Marketing Essentials for the Skydiving Industry (Visit this link)By James La Barrie on 2013-07-22
Marketing execs love to throw around industry jargon to make themselves sound like marketing experts. Terms like ROI, target demographic, disposable income, call to action and spiral binders with graphs and charts showing positive gains look and sound legit. Donít believe the hype.
All this Ďmarketing-speakí sounds good, but the majority of marketing execs who work for broadcast, TV and print donít understand the skydiving industry and mistakenly apply successful campaigns used for other industries to our own.
Before buying in to a marketing plan, understand three major reasons why mass media ads donít give a return:
1. A Tough Call to Action. Strong marketing plans offer a call to action prompting an individual to respond to an ad. Few ads challenge people to do something that may result in oneĎs death. Though death is an unlikely result, it weighs heavily for Joe Public to actually commit to calling a DZ and making a booking.
2. Recruitment. Think about it, how many people come to a DZ alone? It happens, but itís the exception to the rule. Students usually recruit a friend to share in the fear, anticipation and excitement of the experience. Not only does one need to spend time considering whether they should jump, but then need to recruit a friend, which takes time.
3. Disposable Income. How many of us have an extra few hundred dollars lying around? Many mass media ads for activities are more affordable than your average price for a tandem skydive.
Combine the obstacles of having to consider making a jump, recruiting a friend and saving money and youíll find that a lengthy amount of time has gone by before the phone begins to ring. Some will argue that advertising creates brand awareness and this is true, but there will only be a small percentage who see and hear an ad that follow through all of the steps to make it to your DZ. Bottom line: a poor return on investment. Most DZOís have been happy to break even on their mass media campaigns after theyíve launched.
The Affordable and Effective Approach
The most effective kind of marketing harnesses the exhilaration of your current customers. Firstly, give these guests a reason to come back to make a second jump. No longer does this need to be a Ďonce in a lifetime experience.í These guests will recruit their full-retail paying friends to experience lifeís greatest adventure. Secondly, equip your guests with a means to advertise your DZ utilizing social media by sharing videos, photos and check-ins.
Top Five Marketing Basics Every DZ Should be Implementing
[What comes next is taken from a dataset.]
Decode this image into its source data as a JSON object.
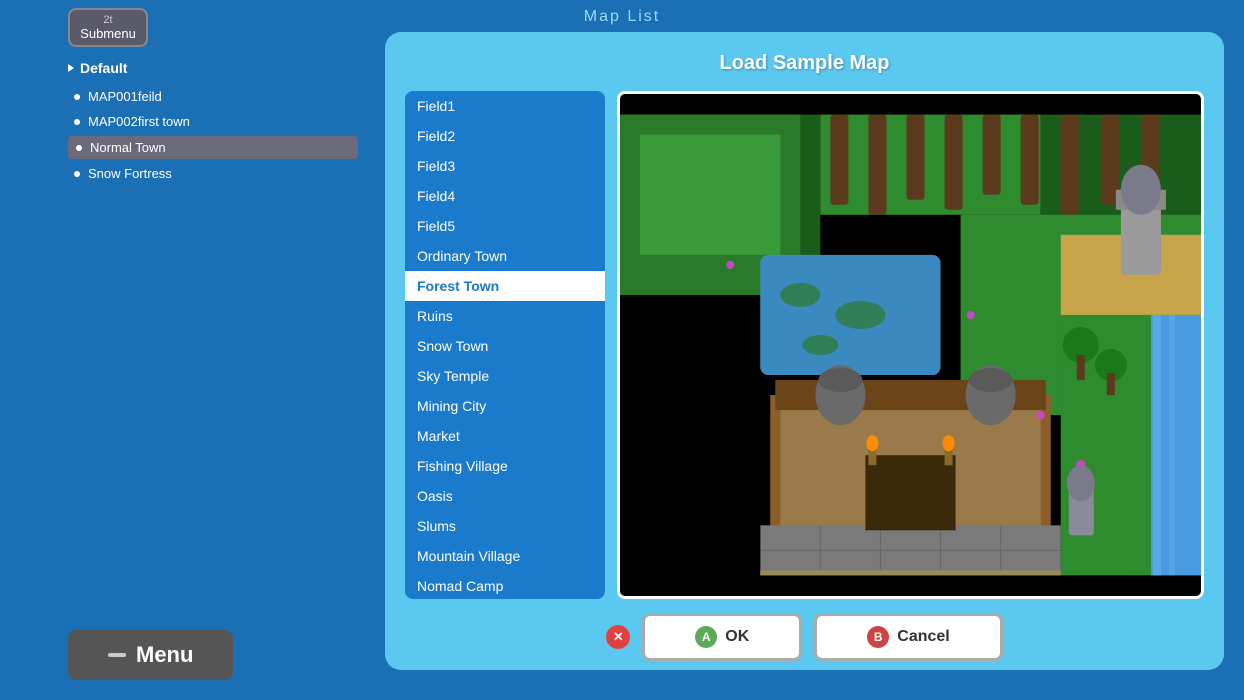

Online Reservations. If youíre a DZO who says that you donít want to miss on the personal interaction with guests while making a booking, then this is the first marketing change to be made. If someone desires to spend money with your company at two oíclock in the morning, let them! Donít force your potential customers to spend money with you on your terms.
Social Media. The biggest corporations in the world are actively engaging with people through social media. If you are putting a couple posts out here and there then youíre missing a huge opportunity that the business world has come to embrace. Creating a social media plan is necessary, should be organized and well structured. This is a legitimate and inexpensive way to market the business.
Video E-mails. Embrace your customerís enthusiasm by using a service to e-mail guests their videos. Be sure the DZís branding, phone number and website is included because these videos will be shared everywhere. This is an example of getting your customers to market for you.
Database Collection. Updating your DZ database is a critical piece to the marketing pie. Collecting e-mail addresses will allow for broadcasting your marketing message to a clientele that knows how great you are. A professionally designed newsletter offering specials during the holidays will reap rewards to the bottom line.
Surveys. How do you know your strengths and weaknesses? Allow your customers to tell you by seeking their feedback. This should never be done at the DZ ten minutes after your guests have jumped. An online survey should be sent 24 hours after a jump allowing for anonymity and comfort to provide honest insight about the experience. In order to have a finger on the pulse of the operation and understand the weakest areas of the customer experience, surveys are invaluable.
Finally, the best marketing is word of mouth. Examine every interaction your guests experience with the operation from the website, cleanliness of bathrooms, presentation of the instructor, cleanliness of jumpsuits etc. and be sure to amaze your customers. Having a plane with instructors who can safely execute skydives is not enough. The details that surround the experience is just as important as the skydive to ensure your customers arenít just happy, but thrilled with the experience.
More articles in this category:
- 6 Tips To Boost The Bottom Line - by James La Barrie (Posted: 2014-02-13)
- Preventing Subjectivity From Destroying Your Dropzone - by James La Barrie (Posted: 2014-01-09)
- The Daily Deal Dilemma - Dynamite Marketing or Industry Destruction - by James La Barrie (Posted: 2013-11-14)
- Marketing Essentials for the Skydiving Industry - by James La Barrie (Posted: 2013-07-22)
- Word of Mouth Marketing and Skydiving - by James La Barrie (Posted: 2013-06-03)
- The Business Behind Skydiving - by James La Barrie (Posted: 2013-05-13)